Also make a point of celebrating your wins, big and small, as soon as they happen. All of this serves as a reminder to your brain that you are indeed capable, so it can get out of fight or flight mode and give you the motivation to keep moving forward rather than getting frozen with fear.
3. Set meaningful goals
Uncertainty and lack of direction is the perfect way to fire up your fears. Being unsure about where you’re heading can further trigger your brain to feel unsafe, so it will again do what it can to hold you back (i.e. it’ll feed you fears and make you procrastinate).
When you set meaningful goals based on your values and what you ultimately want however, you give your brain solid parameters to work towards and it gets the certainty it needs to allow you to move through challenges with more confidence and drive.
- Starting at the end point, your ultimate goals – in the next 5-10 years where will you be? What will you have achieved?
- Once you have a list of a few specific goals you can start to work back from there. Ask yourself, what needs to happen in the next year for me to move closer to those ultimate goals?
- Then break it right down until you get to your daily tasks. And then move on to the next step…
4. Make love not war with your to-do list
Firstly, understand that your to-do list will never end. Secondly, be ok with that.
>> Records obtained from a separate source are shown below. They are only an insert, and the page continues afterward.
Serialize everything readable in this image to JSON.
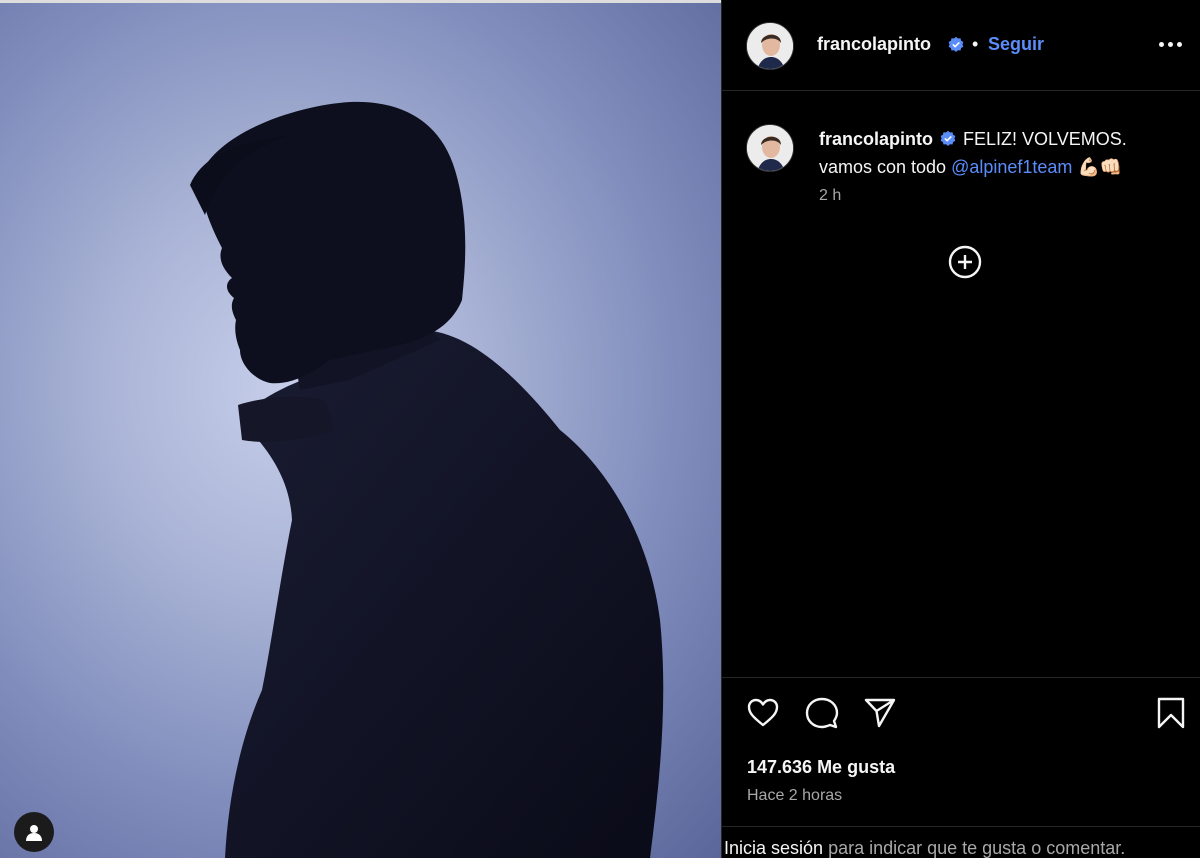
{
  "post": {
    "username": "francolapinto",
    "follow_label": "Seguir",
    "separator": "•",
    "caption_text": "FELIZ! VOLVEMOS.",
    "caption_line2": "vamos con todo ",
    "mention": "@alpinef1team",
    "emojis": "💪🏻👊🏻",
    "caption_time": "2 h",
    "likes": "147.636 Me gusta",
    "posted_ago": "Hace 2 horas",
    "login_link": "Inicia sesión",
    "login_rest": " para indicar que te gusta o comentar."
  },
  "icons": {
    "verified": "verified-badge-icon",
    "more": "more-options-icon",
    "add_comment": "add-circle-icon",
    "like": "heart-icon",
    "comment": "comment-icon",
    "share": "send-icon",
    "save": "bookmark-icon",
    "tag": "user-tag-icon"
  },
  "colors": {
    "accent": "#5b8dfa",
    "background": "#000000",
    "muted": "#a8a8a8"
  }
}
At the end of every day write your tasks for the next day, prioritising them into:A – Must get done
B – Should get done
C – Would be nice if they got done
D – Get done by someone else
Be disciplined with getting the tasks done in order of A-D, do not allow yourself to move on to a B task until you’ve completed all the A’s. This way you will ensure the most important tasks are done, and thus receive the greatest return on your investment of time.
I also recommend being disciplined with crossing the tasks off your list as you do them, in fact even if you do a task that isn’t on your to-do list pop it on and then cross it off immediately. This simple act is like giving yourself a little power-up – it makes you feel good and so you want to do more.
5. Create structure and routine in your day
This gives you certainty, direction, clarity, motivation and more time. It may include:
- A morning and bedtime routine, with technology limits and time for yourself
- Set working hours
- Little breaks throughout the day to allow you to step back and regain energy, clarity and focus (these may include a short walk around the office or block, a non-work related chat with a colleague, a cheeky meditation or breathing session, or perhaps even chuck your headphones in and rock out to a favourite song)
- A lunch break
- Blocks of time for specific tasks, e.g. 1 hour for accounting, 2 hours for sales calls etc
- Time with loved ones and/or doing something fun
Employ these steps and I guarantee you will take back a massive chunk of your time. Game on baby!
Want to go into some of these strategies in more depth, and learn how to focus your time so you can nail the next quarter (and say cheerio to procrastination)?